It is an unusual deal: in an effort to decongest the country’s prisons, the Danish government has agreed to rent 300 prison cells in Kosovo for the next ten years. In return, Denmark is willing to offer a generous financial assistance of a total of 210 million euros.
The Kosovo government says it will use the money to modernize the judiciary, but also to finance investments in renewable energy sources, as today energy production is mainly based on lignite.
As Eris Hanna, an adviser at the Kosovo Ministry of Justice and a member of the delegation that negotiated the Copenhagen agreement, explains, “this is a broader agreement, not just the transfer of detainees from Denmark. “The funds for the green agenda and renewable energy sources reach 60 million euros and this is very good news at a time when energy prices are constantly rising.”
“Same specifications as in Denmark”
But for the Danish government, renting prisons abroad is part of a broader strategy, which also envisions the construction of new penitentiaries for an additional 1,000 inmates by 2025.
According to Justice Minister Nick Hekerup, migrants from third countries to be deported will be sent to Kosovo, as their asylum application in Denmark has been rejected.
Hekerup assures that in Kosovo rented cells “the same rules will apply as in Denmark”.

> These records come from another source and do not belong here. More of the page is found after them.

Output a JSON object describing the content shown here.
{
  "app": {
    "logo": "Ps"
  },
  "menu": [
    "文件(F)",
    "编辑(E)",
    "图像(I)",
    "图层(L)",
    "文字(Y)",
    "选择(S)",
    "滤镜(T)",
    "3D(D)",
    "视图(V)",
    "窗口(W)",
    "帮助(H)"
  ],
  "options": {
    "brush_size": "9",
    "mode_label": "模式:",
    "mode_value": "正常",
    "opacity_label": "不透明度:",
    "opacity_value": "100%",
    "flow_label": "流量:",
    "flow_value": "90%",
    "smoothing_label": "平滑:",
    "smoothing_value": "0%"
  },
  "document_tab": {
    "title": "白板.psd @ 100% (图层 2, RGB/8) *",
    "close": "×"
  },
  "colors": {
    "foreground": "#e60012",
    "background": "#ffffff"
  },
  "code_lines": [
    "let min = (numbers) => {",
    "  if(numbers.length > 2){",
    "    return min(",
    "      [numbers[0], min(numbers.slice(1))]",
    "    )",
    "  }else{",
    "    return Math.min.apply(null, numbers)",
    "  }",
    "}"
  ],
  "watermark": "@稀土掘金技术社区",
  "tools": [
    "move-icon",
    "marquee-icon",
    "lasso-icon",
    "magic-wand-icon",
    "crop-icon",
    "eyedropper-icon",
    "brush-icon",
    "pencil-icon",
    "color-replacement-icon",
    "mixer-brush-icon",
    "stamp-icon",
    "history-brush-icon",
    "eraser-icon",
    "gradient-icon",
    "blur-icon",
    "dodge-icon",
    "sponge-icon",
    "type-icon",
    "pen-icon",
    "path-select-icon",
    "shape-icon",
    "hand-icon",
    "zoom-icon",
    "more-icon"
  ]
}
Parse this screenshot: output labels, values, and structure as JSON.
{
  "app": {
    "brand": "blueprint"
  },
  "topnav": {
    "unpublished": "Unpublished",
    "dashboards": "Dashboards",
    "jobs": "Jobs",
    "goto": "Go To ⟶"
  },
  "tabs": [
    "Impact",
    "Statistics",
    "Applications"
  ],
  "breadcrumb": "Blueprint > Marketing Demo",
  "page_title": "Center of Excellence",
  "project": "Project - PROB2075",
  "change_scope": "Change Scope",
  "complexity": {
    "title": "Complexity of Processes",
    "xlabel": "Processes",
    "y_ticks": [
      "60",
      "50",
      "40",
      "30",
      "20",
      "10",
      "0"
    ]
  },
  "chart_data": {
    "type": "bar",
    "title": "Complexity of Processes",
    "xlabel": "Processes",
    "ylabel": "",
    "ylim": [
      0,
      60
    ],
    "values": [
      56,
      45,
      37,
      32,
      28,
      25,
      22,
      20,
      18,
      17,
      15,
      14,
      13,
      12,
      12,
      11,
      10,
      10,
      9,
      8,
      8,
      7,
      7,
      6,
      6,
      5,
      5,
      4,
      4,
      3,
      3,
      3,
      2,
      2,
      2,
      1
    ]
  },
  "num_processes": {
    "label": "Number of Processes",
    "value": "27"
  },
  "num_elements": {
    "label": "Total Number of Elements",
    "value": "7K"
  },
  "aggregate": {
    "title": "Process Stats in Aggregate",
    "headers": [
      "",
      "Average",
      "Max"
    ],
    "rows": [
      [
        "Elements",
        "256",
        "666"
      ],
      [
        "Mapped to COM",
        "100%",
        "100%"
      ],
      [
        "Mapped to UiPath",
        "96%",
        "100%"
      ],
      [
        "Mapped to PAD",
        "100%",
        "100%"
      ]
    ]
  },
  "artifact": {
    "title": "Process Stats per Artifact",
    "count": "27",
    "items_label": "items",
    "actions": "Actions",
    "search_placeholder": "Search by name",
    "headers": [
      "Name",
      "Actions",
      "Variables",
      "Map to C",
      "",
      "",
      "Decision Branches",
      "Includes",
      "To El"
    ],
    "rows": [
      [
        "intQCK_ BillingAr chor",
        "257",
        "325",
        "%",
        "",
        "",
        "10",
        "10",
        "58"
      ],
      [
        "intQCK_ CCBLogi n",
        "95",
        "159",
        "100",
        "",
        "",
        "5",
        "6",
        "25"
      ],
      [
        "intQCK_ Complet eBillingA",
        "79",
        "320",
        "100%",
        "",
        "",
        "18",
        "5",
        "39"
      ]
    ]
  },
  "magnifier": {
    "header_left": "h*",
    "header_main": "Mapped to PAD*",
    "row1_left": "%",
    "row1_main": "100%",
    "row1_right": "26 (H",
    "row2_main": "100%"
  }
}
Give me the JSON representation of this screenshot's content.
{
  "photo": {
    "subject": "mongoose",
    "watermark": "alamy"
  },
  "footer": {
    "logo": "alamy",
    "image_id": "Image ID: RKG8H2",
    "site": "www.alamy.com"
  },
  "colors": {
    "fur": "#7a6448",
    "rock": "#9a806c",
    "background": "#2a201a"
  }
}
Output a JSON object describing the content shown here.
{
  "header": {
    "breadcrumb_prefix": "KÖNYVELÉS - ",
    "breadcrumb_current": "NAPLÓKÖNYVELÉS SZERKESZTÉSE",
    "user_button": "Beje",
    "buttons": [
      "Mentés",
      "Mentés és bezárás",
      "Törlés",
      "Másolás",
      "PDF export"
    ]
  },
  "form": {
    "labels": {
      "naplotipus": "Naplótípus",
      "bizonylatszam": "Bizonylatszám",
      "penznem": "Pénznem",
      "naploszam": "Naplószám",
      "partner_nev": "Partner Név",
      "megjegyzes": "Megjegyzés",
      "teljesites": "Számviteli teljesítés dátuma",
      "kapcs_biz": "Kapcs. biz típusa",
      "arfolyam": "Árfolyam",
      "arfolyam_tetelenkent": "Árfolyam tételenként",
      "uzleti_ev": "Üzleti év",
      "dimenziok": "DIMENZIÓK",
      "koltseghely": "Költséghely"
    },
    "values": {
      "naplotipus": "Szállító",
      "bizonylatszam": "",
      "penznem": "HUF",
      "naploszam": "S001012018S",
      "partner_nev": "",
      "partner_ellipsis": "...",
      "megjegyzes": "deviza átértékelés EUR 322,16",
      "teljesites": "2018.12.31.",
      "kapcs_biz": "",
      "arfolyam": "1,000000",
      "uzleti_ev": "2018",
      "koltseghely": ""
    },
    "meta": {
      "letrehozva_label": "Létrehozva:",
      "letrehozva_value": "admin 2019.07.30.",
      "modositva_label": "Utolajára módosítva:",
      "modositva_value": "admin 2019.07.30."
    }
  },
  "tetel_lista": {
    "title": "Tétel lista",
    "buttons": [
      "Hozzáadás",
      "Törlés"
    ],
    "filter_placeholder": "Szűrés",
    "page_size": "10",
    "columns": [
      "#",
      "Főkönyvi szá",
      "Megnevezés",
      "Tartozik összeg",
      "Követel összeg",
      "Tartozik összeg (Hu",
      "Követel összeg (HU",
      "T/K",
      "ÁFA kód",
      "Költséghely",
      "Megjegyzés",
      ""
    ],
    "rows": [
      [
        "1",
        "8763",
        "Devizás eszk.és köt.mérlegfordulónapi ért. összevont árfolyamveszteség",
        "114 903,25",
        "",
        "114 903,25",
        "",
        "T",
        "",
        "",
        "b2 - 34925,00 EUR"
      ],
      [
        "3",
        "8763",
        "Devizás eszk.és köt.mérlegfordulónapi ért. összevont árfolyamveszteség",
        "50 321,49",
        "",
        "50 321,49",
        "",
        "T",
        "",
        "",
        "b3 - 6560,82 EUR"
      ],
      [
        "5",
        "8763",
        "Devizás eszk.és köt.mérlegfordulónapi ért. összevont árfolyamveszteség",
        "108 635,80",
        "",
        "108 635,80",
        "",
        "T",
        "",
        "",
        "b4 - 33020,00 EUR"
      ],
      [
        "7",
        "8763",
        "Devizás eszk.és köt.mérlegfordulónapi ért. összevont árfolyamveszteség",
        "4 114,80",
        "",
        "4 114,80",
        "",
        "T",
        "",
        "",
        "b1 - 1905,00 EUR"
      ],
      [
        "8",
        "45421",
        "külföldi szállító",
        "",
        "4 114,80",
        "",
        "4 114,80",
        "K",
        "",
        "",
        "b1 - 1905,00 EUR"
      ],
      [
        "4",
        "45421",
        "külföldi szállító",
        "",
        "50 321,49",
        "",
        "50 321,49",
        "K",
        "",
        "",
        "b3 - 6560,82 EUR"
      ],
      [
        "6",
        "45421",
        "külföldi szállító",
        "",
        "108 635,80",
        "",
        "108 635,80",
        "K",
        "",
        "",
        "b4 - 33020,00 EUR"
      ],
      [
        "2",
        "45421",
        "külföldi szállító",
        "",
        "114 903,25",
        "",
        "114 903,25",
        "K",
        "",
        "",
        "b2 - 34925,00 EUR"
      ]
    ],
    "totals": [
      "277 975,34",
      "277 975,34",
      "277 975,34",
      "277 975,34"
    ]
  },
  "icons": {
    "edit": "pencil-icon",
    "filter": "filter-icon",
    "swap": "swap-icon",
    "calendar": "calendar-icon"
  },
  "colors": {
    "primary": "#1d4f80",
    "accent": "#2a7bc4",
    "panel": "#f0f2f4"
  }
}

In addition, he is optimistic that the bilateral agreement with Kosovo is in line with international law and will not be annulled following a possible appeal to the European Court of Human Rights.
The Danes cite a recent survey, which they say shows Kosovo has the best infrastructure to receive detainees in the region. A similar agreement was concluded in 2015, for three years, by Norway with the Netherlands.
According to official figures provided by the Pristina government, prisons across Kosovo can “accommodate” up to 2,000 people, but currently 400 cells remain empty.
“One of the biggest benefits is that Denmark is becoming our strategic partner and one of the largest financiers in Kosovo,” said Justice Adviser Eris Hanna.
According to the plan so far, the migrants that will be sent by Denmark will be placed in the prisons of the city of Gilan, 50 kilometers southeast of Pristina.
“We do not have the resources to deal with the situation”
However, not everyone seems optimistic that this unusual agreement will succeed. Fatmira Haliti, who works with the NGO for the Rehabilitation of Victims of Torture, notes that living conditions in prisons have improved recently, but that “Kosovo still does not have the resources to support its own.” prisoners, let alone to receive even more from abroad. “If another 300 people do come, the current infrastructure is not enough.”
Giannis Papadimitriou (AP)